In a taped interview on CBS' "Face the Nation," Obama said he was still willing to seek further spending reductions that would placate GOP leaders who have savaged him in the election campaign.
"There are still ways that we can make it leaner and more efficient," said Obama. "So I'm, you know, more than happy to work with the Republicans."
Obama stuck largely to his previous pledges to cut spending as long as revenues are enhanced so that government receives the resources needed to remain efficient.
Obama claimed Mitt Romney was refusing to make any kind of a deal. "You can't reduce the deficit unless you take a balanced approach," he said.

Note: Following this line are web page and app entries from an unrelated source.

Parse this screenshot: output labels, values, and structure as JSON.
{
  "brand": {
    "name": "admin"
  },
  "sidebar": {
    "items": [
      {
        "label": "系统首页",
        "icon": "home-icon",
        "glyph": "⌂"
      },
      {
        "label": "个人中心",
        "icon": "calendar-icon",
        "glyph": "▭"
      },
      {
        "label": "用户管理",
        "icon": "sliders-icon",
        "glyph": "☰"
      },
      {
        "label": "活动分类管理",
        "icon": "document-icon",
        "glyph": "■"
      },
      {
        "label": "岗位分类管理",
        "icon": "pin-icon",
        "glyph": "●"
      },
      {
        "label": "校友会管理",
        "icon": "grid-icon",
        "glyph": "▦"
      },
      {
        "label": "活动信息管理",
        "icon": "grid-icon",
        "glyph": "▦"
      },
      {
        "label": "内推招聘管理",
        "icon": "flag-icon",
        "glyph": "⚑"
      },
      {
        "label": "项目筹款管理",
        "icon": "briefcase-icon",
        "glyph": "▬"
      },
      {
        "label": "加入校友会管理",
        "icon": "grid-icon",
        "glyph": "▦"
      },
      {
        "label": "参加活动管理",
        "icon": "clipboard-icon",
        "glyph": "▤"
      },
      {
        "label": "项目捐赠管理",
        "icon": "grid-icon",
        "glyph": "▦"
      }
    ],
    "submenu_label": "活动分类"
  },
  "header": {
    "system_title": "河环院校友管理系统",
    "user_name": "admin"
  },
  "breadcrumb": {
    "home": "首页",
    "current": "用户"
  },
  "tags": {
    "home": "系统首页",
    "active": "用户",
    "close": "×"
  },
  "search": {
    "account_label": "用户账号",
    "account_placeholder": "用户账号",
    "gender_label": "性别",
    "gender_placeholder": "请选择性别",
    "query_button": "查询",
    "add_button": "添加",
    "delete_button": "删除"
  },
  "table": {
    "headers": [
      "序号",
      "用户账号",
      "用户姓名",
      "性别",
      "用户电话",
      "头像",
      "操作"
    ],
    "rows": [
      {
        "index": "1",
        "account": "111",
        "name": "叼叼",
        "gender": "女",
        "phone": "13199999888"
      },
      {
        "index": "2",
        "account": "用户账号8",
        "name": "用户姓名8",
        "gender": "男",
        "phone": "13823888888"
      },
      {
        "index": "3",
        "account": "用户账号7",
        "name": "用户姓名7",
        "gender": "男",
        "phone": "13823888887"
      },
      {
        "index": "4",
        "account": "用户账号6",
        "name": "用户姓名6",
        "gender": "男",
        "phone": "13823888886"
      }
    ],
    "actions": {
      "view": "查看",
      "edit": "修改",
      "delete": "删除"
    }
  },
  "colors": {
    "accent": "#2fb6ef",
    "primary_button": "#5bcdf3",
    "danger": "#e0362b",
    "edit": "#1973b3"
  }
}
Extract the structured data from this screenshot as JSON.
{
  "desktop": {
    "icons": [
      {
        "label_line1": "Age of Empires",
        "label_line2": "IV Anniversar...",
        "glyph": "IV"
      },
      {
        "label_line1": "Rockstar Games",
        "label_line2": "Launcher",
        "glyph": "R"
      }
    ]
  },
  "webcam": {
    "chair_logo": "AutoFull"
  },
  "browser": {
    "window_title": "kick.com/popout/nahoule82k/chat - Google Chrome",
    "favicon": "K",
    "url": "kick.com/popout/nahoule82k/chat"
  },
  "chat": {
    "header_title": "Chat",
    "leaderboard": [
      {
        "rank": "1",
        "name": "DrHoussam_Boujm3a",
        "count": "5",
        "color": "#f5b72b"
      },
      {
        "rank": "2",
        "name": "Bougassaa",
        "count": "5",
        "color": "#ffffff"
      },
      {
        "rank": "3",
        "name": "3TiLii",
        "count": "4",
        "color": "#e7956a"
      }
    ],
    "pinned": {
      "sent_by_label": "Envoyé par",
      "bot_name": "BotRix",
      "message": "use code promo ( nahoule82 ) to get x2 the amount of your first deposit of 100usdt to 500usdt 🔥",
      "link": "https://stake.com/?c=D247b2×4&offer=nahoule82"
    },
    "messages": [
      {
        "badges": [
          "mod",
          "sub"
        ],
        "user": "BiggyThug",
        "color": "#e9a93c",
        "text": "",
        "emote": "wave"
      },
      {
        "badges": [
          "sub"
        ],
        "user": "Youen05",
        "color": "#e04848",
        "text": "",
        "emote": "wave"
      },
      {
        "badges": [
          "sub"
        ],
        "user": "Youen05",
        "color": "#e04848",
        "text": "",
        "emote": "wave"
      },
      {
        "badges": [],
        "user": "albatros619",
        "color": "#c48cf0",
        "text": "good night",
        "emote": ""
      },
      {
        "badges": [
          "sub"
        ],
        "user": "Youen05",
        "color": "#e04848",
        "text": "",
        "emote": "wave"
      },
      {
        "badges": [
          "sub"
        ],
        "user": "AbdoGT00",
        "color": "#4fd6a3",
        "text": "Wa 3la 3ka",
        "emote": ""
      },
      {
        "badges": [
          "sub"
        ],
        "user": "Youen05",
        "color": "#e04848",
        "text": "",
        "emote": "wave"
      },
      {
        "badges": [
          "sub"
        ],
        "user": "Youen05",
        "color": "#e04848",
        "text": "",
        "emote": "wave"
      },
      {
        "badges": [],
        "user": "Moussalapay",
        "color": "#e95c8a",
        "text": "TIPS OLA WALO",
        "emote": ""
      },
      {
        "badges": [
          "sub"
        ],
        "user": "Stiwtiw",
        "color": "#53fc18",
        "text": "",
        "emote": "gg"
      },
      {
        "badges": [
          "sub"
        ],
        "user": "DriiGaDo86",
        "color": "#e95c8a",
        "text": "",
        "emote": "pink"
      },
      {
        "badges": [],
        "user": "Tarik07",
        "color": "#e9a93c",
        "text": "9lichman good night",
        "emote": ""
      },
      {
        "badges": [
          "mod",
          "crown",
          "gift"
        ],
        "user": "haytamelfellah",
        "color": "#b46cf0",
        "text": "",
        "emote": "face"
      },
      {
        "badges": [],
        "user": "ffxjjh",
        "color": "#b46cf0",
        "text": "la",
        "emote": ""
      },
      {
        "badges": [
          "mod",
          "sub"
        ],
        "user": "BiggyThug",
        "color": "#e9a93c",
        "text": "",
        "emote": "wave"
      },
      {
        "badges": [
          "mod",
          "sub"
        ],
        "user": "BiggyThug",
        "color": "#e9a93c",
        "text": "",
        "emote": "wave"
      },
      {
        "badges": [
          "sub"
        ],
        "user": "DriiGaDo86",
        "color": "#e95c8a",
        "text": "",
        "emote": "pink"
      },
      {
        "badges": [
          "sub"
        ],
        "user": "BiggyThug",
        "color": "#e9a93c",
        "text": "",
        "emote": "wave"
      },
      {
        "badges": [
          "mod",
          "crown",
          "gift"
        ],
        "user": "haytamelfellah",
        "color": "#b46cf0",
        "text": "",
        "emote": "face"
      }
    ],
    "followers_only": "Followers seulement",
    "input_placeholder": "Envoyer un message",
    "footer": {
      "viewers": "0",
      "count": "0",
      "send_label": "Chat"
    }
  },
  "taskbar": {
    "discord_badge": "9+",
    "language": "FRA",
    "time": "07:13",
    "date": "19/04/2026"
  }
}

Senior Obama adviser David Plouffe followed up by telling CBS the Republicans were "the barrier to solving our fiscal challenges. "Too many refuse to ask anything of the very wealthy," Plouffe said. "They want to put all of the burden on the middle class, all the burden on seniors, and that's not the right way forward for our country."
Republican vice presidential candidate Paul Ryan countered the White House and congressional Democrats were dragging their feet on taking meaningful steps on spending. "We wanted to have a bipartisan agreement. We got that. And the president hasn't fulfilled his end of the bipartisan agreement," he said.